The Baltic island of Hiddensee has long called out to travelers. An oddly shaped strip of land, it’s known for its reedy beaches, waddle-roofed huts, and ban on cars: the only way to get from one tiny village to another is on foot, by bike, or via horse-drawn carriage.
All cookbooks, at some level, are aspirational or nostalgic. Some tell you how you ought to live, and some delve into a lost culture from the old country, pages filled with family secrets coaxed from formidable matriarchs. The German-Jewish Cookbook is a bit of both.
“Football is a simple game,” legendary Scottish soccer manager Bill Shankly once said. The sport, he added, is “made complicated by people who should know better.” He probably had a point.
The German verb erinnern was always one of the hardest for me to master. I struggled with where to place each part of this word-phrase in a sentence, especially when every German sentence has multiple correct versions. It turns out that erinnern has two meanings.
If the personal is political, then how we choose to eat may be the most personal and political act of our daily lives. No one knows this better than Honey and Bunny, the Austrian performance artists.
At Faviken, his beloved restaurant in Are, Magnus Nilsson adds a rotating pop-up restaurant Uvisan, cocktail bar Svartklubb and cafe and bakery Krus.
A 45-year-old fantasy novel by the author of The Neverending Story is in many ways a fitting companion to A Wrinkle in Time.
Portugal definitely knows its fish. But until recently, the country was better known for its traditional fish dishes than for innovative and contemporary seafood preparations.
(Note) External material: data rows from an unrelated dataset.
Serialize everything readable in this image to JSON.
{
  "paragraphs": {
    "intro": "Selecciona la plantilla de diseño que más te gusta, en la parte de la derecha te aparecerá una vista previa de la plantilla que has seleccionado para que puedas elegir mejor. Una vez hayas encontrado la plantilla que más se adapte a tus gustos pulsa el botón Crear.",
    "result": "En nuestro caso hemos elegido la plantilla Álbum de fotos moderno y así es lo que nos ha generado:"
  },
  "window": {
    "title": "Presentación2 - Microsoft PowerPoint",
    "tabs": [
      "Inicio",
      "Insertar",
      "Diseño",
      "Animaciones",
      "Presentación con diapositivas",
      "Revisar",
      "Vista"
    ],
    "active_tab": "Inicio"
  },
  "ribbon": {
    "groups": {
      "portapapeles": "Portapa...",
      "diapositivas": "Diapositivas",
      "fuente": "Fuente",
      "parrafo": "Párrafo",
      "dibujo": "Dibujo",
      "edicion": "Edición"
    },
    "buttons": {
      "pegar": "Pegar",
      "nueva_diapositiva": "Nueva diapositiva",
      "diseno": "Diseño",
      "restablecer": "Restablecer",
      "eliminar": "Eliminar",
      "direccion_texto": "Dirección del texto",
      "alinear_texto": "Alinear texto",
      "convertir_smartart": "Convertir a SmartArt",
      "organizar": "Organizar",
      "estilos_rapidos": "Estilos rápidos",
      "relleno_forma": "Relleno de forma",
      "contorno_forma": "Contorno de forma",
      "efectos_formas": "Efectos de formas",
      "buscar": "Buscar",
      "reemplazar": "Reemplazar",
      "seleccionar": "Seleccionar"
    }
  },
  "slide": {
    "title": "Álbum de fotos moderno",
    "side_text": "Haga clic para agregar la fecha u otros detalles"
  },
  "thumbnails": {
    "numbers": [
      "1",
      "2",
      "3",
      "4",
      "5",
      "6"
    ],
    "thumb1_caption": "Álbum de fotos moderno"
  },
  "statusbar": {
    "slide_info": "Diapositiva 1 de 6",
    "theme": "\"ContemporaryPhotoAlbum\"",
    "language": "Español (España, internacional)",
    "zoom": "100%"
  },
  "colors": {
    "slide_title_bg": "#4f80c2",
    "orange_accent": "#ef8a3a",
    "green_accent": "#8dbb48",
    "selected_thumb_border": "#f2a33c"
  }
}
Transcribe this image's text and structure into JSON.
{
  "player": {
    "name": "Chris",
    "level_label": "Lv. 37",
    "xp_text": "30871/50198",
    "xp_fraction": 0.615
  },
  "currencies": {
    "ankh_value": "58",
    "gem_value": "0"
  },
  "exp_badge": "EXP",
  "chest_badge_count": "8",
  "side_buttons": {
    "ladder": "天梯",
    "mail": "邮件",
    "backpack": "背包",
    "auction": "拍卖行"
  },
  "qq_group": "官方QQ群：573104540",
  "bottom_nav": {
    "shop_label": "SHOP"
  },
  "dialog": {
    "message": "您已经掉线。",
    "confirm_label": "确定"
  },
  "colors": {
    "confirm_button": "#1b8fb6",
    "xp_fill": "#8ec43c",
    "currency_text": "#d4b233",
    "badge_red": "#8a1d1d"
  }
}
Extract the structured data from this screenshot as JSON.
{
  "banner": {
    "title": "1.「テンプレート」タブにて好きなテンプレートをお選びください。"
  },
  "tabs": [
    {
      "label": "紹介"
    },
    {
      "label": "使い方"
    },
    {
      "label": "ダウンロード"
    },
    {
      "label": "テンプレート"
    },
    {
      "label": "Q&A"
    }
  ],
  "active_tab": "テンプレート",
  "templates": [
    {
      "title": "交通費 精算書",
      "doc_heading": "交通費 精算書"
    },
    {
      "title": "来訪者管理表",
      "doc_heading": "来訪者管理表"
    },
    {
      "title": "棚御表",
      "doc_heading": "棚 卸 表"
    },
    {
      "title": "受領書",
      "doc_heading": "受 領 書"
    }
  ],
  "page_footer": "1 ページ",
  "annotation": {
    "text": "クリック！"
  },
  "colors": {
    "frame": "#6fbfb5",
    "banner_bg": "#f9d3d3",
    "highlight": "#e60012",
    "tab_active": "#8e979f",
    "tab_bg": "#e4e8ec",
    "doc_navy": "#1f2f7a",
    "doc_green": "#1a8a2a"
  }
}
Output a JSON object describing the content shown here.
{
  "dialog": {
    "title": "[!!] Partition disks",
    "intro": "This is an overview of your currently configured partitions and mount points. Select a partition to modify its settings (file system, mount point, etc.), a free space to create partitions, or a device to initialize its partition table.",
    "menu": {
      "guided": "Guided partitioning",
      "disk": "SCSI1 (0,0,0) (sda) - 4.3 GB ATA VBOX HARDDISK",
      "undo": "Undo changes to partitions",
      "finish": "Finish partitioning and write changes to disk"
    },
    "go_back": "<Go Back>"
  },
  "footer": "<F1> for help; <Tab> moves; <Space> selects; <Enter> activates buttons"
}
In the last few years, however, as Lisbon becomes one of Europe’s epicenters of cool, a number of hip, fish-focused restaurants have followed.